• _WHAT IS REQUIRED_
Your answer should consist of every line from the records that holds the string "Topo".

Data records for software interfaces
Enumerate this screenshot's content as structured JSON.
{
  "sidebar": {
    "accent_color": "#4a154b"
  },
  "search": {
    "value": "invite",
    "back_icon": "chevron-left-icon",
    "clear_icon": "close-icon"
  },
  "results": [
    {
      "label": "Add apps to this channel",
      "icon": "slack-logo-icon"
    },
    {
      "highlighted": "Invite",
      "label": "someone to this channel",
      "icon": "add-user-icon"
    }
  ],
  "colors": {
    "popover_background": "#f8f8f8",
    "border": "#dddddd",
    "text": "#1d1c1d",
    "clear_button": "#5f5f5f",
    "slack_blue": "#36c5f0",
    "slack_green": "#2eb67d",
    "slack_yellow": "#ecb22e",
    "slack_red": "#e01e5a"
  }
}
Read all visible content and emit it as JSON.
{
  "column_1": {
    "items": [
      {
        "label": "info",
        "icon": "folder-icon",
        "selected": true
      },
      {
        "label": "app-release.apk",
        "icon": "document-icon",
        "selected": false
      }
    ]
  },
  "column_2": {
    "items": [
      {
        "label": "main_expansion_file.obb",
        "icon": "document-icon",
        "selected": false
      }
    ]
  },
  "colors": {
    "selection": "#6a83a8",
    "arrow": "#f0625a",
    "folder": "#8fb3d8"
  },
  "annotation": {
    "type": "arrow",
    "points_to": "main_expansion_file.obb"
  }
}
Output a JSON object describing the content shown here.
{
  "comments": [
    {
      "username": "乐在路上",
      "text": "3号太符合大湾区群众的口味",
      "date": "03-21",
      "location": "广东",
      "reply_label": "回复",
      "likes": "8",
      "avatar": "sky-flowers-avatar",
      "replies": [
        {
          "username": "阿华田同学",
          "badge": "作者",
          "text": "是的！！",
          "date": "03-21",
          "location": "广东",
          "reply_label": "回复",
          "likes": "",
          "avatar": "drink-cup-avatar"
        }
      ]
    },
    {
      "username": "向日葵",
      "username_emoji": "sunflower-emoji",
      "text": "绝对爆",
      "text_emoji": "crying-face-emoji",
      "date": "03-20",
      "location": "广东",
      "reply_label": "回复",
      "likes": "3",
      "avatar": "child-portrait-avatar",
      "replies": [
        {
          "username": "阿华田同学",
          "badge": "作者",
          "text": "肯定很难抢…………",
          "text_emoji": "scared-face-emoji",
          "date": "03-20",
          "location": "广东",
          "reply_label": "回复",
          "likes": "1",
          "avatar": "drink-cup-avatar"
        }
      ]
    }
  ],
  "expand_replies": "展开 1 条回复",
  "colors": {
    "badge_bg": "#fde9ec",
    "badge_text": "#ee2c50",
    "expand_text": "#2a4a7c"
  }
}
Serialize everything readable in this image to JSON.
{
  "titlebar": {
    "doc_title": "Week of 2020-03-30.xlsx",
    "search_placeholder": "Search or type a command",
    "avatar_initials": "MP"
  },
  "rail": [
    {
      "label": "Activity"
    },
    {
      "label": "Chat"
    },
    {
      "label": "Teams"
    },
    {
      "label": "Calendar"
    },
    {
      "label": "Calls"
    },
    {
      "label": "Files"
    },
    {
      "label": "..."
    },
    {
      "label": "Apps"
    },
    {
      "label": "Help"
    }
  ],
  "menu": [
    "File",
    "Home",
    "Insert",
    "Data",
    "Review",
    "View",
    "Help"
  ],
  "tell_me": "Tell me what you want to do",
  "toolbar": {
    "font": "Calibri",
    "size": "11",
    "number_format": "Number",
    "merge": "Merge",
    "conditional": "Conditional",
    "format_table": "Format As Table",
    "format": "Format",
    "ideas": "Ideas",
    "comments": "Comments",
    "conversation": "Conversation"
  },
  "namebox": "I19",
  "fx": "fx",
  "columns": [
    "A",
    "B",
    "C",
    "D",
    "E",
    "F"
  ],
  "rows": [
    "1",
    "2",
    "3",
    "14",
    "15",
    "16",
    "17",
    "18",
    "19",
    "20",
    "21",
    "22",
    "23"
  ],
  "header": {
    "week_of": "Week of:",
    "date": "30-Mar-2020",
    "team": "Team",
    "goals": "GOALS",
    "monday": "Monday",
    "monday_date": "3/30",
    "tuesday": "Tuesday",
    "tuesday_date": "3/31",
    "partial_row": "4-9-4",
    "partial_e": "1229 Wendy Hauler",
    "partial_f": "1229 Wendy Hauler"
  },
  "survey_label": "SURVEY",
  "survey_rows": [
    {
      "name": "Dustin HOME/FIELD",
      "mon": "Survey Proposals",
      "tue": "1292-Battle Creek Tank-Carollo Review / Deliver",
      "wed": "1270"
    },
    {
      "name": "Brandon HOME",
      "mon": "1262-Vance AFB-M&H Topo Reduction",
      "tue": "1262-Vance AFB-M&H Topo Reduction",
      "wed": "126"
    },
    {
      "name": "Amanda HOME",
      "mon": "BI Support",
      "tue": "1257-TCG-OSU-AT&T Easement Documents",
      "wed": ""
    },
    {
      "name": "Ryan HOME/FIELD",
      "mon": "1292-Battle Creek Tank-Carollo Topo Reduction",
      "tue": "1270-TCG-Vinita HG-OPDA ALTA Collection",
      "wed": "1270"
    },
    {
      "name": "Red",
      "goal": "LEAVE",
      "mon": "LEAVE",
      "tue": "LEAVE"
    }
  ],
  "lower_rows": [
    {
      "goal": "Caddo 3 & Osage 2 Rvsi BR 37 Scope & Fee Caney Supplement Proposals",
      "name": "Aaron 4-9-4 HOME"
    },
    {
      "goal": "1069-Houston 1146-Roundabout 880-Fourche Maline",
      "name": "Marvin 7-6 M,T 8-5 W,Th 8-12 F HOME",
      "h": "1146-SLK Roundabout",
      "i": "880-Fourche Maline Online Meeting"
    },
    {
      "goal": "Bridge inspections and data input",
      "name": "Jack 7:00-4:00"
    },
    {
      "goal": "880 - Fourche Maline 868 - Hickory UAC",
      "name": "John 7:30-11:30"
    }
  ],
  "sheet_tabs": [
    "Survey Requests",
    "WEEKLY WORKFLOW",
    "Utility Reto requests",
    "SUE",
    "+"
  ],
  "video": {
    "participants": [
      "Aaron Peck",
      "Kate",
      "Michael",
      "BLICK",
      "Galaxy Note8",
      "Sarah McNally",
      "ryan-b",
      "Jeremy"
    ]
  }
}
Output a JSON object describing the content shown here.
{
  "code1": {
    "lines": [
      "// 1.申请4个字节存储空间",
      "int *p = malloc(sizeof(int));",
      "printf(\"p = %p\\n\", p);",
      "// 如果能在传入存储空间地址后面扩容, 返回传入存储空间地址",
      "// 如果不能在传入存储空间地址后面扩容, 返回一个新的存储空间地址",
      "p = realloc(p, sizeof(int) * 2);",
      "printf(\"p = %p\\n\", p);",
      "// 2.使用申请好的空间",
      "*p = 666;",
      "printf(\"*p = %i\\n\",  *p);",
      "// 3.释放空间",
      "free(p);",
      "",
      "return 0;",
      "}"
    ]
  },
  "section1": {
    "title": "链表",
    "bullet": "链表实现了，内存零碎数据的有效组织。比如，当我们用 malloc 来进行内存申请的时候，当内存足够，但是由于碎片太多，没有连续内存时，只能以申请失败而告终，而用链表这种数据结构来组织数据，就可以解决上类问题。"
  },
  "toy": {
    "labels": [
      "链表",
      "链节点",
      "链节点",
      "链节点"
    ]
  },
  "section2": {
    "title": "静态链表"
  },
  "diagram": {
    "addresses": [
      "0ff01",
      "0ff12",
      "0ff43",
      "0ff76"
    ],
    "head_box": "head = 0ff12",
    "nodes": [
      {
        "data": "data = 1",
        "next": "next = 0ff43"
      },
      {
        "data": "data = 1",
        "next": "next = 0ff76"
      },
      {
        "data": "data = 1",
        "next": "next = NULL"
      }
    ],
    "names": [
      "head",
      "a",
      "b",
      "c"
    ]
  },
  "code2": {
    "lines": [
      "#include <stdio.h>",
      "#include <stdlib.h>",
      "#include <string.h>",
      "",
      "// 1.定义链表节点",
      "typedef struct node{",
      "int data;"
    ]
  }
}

• _EXPECTED ANSWER_
      "mon": "1262-Vance AFB-M&H Topo Reduction",
      "tue": "1262-Vance AFB-M&H Topo Reduction",
      "mon": "1292-Battle Creek Tank-Carollo Topo Reduction",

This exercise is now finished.